In 2000, more than 180 countries pledged their commitment to working towards the Millennium Development Goals (MDGs), a set of targets for global development to be completed by 2015. These included the eradication of world poverty and worldwide access to primary education. Whilst much progress has been made, several challenges remain. Only last year there were 58 million children across the globe missing out on basic education and a staggering 250 million children of primary school age still cannot read or write. There is still much to be done.
In light of this, the recently approved Sustainable Development Goals – a result of the Rio+20 Conference held in Brazil in 2012 - are the newest building block upon the foundations established by the MDGs. Based upon the same underlying principles, they are a revitalised set of global targets to be achieved by 2030 which build upon the progress and challenges from the last 15 years. Within the 17 ambitious goals education plays a key role and APIE is encouraged to see a particular focus on the quality of education and to ensuring equal opportunities for all.
Quality education: key to achieving sustainability
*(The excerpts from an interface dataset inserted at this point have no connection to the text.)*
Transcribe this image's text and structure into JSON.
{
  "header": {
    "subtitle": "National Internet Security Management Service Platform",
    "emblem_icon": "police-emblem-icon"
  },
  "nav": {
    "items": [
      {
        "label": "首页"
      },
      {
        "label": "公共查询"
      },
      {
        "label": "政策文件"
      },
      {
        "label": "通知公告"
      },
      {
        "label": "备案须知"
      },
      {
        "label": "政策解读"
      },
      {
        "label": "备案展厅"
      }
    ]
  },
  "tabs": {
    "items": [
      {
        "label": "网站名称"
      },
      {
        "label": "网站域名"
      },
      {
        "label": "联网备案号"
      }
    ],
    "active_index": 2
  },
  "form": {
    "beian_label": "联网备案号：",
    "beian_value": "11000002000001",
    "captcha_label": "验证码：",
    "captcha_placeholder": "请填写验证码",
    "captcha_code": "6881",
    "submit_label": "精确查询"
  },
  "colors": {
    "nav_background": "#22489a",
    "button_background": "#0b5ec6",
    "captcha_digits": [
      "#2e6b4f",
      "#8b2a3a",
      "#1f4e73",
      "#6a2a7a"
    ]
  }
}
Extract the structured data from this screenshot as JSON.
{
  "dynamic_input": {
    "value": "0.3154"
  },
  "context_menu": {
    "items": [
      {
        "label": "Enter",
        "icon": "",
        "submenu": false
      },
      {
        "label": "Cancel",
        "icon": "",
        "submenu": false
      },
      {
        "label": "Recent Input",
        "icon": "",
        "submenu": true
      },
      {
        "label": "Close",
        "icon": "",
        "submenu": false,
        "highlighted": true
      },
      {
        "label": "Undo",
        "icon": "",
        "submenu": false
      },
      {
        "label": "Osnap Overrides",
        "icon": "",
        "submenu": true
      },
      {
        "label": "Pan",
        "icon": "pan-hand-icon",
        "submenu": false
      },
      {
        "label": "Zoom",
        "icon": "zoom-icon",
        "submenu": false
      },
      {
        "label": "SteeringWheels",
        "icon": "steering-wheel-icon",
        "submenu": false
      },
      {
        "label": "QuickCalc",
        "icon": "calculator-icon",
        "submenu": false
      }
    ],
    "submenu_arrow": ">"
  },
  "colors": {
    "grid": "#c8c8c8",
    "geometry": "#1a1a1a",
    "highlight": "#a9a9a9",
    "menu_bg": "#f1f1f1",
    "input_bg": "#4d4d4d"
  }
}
The importance of high quality education cannot be overstated. Education reduces poverty, increases gender equality, supports economic growth and provides a strong framework for the long-term stability of developing countries and their international relations. This is why improving the quality of education across the globe remains such a key part of international development; the Sustainable Development Goals testify to this in Goal Four:
To ensure inclusive and equitable quality education and promote lifelong learning opportunities for all
For APIE, quality education is our main focus. In Rwanda, our project Umubano Primary School is the first stepping stone on the road to ensuring this goal is realised. By training teachers to deliver a dynamic education, students gain irreplaceable skills such as critical thinking and problem solving which ensure life-long learning. By providing practical placements for trainee teachers and in-house training for current staff, we ensure they are able to equip the next generation with the skills they need to thrive in a global world. Umubano Primary School is a microcosm of high quality education, for both teachers and students. As confidence grows in the practical, interactive and child-centered methods of teaching and learning, the positive effects will be disseminated more widely as teachers reach out to new schools and share their experiences and knowledge.
Inclusion, equity and opportunities for all
The Sustainable Development Goal on education breaks down into smaller targets with specific timelines. For example, Goal 4.2 aims to ensure that all children are prepared for primary school through a minimum of one year’s quality early childhood (nursery) education. Although this is still an emerging field in Rwanda, at Umubano Primary School there are 80 students falling into the early education bracket (under 5’s). Teachers are using interactive and child-centered learning to ensure these young children build a strong foundation for future learning. We will continue to develop this aspect of Umubano Primary School so we can lead the way in advocating the importance of life-long learning.
Another component of the overarching goal on education is ensuring equal access to education and vocational training for the most vulnerable, such as those with disabilities. With 1 in 3 children out of school because of disability, this is an incredibly important initiative to ensure equal opportunity for all. Umubano Primary is innovative in its infrastructure – it is fully equipped for disabled access and caters for several disabled students and those with special educational needs. While this is a relatively new in Rwandan schools, we are already seeing this model of inclusion being replicated beyond Umubano so that access for all children, regardless of background and circumstance, will continue to improve.
Sustainability : 2030 and beyond
As sustainability becomes the buzz word of the international development agenda, we are encouraged to see the global community taking stock of the importance of quality education in transforming lives. We hope that the learning from Umubano Primary School continues to be shared so that innovations from the inside out continue to impact on teacher training and school development more widely. Now that quality, inclusive education has a stronghold, we hope that those 58 million children out of school, and the 250 million who cannot read or write, will be the ones writing the next global agenda and making a positive impact on their world.